> EXERCISE
Copy each line of the records that contains the word "aldım".

....................

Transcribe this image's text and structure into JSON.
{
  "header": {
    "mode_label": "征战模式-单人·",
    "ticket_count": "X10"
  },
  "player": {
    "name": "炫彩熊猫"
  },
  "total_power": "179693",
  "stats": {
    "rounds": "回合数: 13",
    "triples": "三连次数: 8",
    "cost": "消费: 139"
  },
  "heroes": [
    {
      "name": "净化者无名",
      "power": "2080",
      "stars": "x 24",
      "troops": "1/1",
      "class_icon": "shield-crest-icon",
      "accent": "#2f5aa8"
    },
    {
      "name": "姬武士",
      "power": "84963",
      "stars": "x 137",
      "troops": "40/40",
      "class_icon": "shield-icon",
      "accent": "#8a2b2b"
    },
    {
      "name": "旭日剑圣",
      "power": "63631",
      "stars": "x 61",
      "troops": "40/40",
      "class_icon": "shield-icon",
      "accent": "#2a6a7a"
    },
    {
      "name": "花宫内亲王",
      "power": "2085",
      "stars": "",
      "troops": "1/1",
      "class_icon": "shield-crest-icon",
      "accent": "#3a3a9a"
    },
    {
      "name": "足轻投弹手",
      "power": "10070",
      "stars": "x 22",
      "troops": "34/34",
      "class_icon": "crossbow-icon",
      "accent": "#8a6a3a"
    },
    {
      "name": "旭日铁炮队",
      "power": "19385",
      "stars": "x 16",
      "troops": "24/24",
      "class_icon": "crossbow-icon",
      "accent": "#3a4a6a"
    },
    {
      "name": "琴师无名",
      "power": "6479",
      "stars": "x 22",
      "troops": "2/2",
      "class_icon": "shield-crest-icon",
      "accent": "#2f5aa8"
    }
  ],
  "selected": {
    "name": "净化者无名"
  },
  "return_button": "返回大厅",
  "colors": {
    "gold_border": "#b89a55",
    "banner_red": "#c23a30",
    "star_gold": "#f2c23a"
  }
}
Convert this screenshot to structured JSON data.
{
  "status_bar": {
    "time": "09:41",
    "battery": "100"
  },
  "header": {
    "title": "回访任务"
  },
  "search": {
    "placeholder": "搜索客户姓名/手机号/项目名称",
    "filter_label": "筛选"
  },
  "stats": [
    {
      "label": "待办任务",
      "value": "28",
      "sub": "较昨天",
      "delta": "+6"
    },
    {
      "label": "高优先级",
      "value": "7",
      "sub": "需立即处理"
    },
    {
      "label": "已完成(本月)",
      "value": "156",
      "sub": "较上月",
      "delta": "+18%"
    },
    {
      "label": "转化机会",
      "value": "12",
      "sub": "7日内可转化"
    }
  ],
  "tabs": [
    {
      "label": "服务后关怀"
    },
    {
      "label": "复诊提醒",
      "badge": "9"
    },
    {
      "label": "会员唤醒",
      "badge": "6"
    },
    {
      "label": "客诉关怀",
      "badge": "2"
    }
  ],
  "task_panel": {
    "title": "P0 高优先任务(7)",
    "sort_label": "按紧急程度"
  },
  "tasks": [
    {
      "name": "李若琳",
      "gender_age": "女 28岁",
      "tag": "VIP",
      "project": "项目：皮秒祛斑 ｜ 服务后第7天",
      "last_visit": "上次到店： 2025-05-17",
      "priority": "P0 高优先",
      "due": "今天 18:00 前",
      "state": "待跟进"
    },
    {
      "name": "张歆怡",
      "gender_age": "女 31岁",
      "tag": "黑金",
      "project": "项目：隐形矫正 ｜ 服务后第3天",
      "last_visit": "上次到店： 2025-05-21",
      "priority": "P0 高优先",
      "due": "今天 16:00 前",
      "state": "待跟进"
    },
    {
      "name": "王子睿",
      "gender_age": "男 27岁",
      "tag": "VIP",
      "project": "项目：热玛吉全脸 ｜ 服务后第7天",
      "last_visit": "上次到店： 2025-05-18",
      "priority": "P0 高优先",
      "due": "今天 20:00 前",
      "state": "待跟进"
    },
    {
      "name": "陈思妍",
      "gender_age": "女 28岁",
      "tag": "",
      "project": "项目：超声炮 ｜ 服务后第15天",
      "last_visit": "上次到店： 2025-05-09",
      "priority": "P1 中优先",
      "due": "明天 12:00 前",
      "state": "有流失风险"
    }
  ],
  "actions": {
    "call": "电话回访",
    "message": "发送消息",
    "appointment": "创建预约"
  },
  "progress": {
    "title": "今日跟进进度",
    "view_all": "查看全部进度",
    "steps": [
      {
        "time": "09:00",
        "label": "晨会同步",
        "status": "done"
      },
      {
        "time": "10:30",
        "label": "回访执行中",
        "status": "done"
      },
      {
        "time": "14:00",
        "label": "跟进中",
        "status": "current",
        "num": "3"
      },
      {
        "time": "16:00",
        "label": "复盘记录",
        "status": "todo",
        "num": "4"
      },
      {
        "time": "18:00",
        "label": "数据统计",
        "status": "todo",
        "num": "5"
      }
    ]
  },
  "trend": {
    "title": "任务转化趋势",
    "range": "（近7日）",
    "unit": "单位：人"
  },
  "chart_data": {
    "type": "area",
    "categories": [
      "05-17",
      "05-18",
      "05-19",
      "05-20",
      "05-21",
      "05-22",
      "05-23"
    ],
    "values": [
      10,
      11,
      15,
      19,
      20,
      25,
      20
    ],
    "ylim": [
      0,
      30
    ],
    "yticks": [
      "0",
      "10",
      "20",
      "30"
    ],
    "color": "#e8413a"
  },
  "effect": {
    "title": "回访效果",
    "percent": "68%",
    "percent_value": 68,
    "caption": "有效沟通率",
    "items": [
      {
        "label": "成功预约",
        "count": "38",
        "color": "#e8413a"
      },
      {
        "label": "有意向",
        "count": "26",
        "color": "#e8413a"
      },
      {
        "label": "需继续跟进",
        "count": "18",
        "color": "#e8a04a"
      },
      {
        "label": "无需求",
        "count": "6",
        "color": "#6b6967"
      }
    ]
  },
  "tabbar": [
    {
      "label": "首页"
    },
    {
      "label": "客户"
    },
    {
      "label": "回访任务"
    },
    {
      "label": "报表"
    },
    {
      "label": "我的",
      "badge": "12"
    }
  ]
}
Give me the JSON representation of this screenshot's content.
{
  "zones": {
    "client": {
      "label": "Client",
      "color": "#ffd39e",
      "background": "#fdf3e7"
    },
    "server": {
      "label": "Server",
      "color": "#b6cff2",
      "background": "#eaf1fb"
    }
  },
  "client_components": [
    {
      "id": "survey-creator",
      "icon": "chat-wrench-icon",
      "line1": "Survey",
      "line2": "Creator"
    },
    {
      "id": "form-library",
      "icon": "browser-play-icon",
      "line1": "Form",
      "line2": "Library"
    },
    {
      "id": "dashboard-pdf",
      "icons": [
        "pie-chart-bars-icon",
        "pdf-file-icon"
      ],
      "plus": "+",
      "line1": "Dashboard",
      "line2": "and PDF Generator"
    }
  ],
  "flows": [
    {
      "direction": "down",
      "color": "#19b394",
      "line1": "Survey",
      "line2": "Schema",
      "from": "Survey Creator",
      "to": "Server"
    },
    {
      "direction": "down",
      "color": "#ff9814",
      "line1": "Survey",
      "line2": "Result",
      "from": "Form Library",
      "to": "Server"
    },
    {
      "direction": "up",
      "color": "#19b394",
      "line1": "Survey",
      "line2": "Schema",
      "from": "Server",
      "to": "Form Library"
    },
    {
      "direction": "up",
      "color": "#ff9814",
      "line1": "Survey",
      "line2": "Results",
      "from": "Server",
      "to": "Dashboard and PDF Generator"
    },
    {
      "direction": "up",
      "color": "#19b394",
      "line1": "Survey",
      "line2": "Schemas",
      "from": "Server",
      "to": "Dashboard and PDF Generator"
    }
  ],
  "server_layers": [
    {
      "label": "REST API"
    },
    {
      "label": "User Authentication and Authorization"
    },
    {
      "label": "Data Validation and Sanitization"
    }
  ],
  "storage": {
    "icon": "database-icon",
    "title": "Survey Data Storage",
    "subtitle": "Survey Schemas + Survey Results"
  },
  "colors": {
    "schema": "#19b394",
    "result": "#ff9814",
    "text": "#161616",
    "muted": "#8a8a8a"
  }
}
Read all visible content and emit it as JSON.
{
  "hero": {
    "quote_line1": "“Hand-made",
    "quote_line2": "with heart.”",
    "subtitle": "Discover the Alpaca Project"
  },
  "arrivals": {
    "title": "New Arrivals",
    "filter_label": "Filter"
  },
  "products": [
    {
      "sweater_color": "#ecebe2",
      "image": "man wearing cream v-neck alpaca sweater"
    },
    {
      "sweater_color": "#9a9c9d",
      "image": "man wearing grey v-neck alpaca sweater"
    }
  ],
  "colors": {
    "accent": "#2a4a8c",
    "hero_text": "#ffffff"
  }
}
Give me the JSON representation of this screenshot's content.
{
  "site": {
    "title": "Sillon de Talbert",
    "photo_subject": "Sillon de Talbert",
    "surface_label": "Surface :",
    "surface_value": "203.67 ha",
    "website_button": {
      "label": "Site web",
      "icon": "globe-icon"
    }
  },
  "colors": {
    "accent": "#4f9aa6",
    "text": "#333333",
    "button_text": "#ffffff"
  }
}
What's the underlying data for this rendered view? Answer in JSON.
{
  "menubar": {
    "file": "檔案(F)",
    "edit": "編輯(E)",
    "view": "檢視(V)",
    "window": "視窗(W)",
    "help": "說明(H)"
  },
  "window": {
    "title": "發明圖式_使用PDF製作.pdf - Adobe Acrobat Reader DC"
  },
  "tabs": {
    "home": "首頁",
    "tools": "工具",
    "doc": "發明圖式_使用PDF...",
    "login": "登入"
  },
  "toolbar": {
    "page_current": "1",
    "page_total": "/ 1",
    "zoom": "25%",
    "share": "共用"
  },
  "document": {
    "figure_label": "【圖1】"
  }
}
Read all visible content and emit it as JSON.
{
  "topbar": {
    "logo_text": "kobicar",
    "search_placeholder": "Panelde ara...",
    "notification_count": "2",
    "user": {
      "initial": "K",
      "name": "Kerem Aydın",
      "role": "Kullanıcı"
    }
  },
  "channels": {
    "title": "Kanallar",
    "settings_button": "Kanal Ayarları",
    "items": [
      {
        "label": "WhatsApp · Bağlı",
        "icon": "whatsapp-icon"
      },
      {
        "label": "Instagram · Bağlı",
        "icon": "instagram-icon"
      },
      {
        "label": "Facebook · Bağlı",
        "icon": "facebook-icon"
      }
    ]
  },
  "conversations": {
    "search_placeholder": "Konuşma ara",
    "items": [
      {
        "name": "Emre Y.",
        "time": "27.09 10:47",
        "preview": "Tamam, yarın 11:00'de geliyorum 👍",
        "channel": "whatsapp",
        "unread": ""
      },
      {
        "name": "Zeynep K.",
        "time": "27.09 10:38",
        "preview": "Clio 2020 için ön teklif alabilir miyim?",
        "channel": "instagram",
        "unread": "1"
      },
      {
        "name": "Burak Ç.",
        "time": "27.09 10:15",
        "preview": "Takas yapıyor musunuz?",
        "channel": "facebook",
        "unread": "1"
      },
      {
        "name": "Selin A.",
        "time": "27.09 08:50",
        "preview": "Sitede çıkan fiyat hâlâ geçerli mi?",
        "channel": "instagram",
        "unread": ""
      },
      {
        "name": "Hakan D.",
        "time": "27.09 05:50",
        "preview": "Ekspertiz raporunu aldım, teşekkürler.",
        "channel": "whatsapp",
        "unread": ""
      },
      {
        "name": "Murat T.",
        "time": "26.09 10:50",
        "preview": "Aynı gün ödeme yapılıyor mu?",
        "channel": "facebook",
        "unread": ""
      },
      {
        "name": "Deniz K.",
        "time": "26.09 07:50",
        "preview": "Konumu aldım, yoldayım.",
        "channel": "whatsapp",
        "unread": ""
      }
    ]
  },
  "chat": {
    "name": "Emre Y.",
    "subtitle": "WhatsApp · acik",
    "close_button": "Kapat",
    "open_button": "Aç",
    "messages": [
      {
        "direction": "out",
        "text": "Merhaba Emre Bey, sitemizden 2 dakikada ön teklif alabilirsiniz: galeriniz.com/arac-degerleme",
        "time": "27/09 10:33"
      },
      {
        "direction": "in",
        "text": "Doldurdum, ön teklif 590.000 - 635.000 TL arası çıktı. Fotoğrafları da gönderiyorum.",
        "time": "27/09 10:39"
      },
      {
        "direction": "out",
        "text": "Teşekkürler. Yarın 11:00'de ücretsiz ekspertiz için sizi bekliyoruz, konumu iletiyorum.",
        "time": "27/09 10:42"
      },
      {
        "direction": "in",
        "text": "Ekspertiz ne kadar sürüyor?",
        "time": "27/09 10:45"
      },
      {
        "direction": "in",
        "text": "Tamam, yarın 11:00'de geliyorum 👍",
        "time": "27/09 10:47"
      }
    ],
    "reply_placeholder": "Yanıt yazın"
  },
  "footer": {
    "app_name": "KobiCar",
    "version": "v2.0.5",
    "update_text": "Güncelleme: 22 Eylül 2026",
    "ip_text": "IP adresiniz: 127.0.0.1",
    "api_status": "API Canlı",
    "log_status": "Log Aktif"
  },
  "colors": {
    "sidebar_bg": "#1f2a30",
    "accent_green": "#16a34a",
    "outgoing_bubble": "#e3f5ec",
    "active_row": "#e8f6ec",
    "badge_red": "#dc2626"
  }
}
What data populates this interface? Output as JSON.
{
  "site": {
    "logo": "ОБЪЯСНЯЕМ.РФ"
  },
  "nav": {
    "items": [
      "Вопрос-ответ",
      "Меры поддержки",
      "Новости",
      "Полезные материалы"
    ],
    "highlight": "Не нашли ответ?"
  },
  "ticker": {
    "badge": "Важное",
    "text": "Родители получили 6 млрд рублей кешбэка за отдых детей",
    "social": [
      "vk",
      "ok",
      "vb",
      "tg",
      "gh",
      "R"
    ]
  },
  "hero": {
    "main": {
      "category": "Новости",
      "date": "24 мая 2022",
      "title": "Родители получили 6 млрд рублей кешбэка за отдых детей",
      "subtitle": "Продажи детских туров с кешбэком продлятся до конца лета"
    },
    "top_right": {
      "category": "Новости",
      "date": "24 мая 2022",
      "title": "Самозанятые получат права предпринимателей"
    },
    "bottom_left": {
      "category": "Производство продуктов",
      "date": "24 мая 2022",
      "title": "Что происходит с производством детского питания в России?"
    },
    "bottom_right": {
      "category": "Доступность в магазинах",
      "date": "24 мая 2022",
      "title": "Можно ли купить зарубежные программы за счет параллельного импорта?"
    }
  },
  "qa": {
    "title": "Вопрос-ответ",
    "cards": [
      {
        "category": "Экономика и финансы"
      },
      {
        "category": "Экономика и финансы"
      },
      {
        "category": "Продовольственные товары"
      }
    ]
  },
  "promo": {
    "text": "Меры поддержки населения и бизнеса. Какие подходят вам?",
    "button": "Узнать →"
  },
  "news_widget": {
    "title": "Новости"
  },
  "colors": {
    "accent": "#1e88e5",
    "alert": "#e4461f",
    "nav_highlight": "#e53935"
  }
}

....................

> EXPECTED ANSWER
        "preview": "Ekspertiz raporunu aldım, teşekkürler.",
        "preview": "Konumu aldım, yoldayım.",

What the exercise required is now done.